Riverside County health officials are reporting the first confirmed case of the Omicron variant in a 41-year-old fully vaccinated man from the western portion of the county.
Officials received ...
An infant from southwest Riverside County recently died after contracting COVID-19, becoming the youngest person in the county to die from the virus since the pandemic started.
The death took place earlier this week at a local hospital where the infant was taken after becoming ill. The name of the child, who was less than 1 year of age, and city of residence are not being released.
“Our thoughts and sympathies go out to the parents, family, and others who are impacted by this tragedy,” said Dr. Geoffrey Leung, public health officer for Riverside County. “This loss reminds us that this virus does not discriminate between the young and old.”
Leung said the death of the child “strengthens our commitment to end this pandemic before the loss of another young life. It shows the importance of using the tools available to protect those around us, particularly the most innocent, from the harm the virus can cause.”

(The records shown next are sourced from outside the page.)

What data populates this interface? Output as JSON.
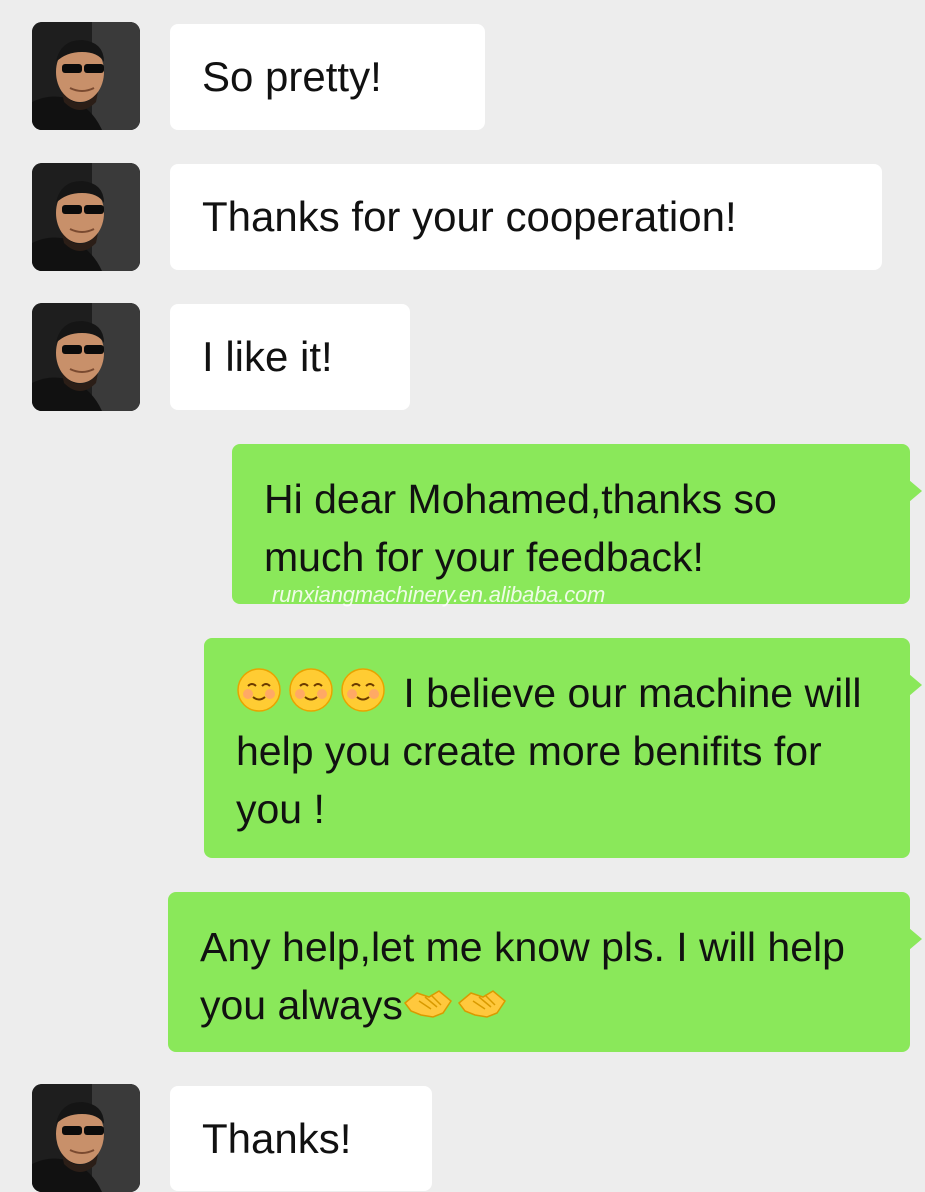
{
  "messages": [
    {
      "side": "in",
      "text": "So pretty!"
    },
    {
      "side": "in",
      "text": "Thanks for your cooperation!"
    },
    {
      "side": "in",
      "text": "I like it!"
    },
    {
      "side": "out",
      "text": "Hi dear Mohamed,thanks so much for your feedback!"
    },
    {
      "side": "out",
      "emoji_prefix": [
        "smiling-face-icon",
        "smiling-face-icon",
        "smiling-face-icon"
      ],
      "text": " I believe our machine will help you create more benifits for you !"
    },
    {
      "side": "out",
      "text": "Any help,let me know pls. I will help you always",
      "emoji_suffix": [
        "handshake-icon",
        "handshake-icon"
      ]
    },
    {
      "side": "in",
      "text": "Thanks!"
    }
  ],
  "watermark": "runxiangmachinery.en.alibaba.com",
  "colors": {
    "background": "#ededed",
    "incoming_bubble": "#ffffff",
    "outgoing_bubble": "#8ae85a"
  }
}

According to health officials, there have been more than 5,600 COVID-19-related deaths in Riverside County since the start of the pandemic. The vast majority of the deaths have involved those over 30 years of age, but there have been a handful of teens and young adults who have died from the virus – some with underlying health issues. It is unclear whether the infant had any underlying health issues.
“It is devastating to learn about the passing of this infant life. Our hearts and thoughts go out to the family,” said Chair Jeff Hewitt, Fifth District Supervisor. “We have a long road ahead of us as we navigate this pandemic and it’s the loss of life that reminds us about the challenges we face.”
The previous youngest death in Riverside County was a 4-year-old child from Western Riverside County who died in August.
Health officials have reported that infants under age 1 might be at higher risk of severe illness with COVID-19 than older children. This is likely due to their immature immune systems and smaller airways, which make them more likely to develop breathing issues with respiratory virus infections.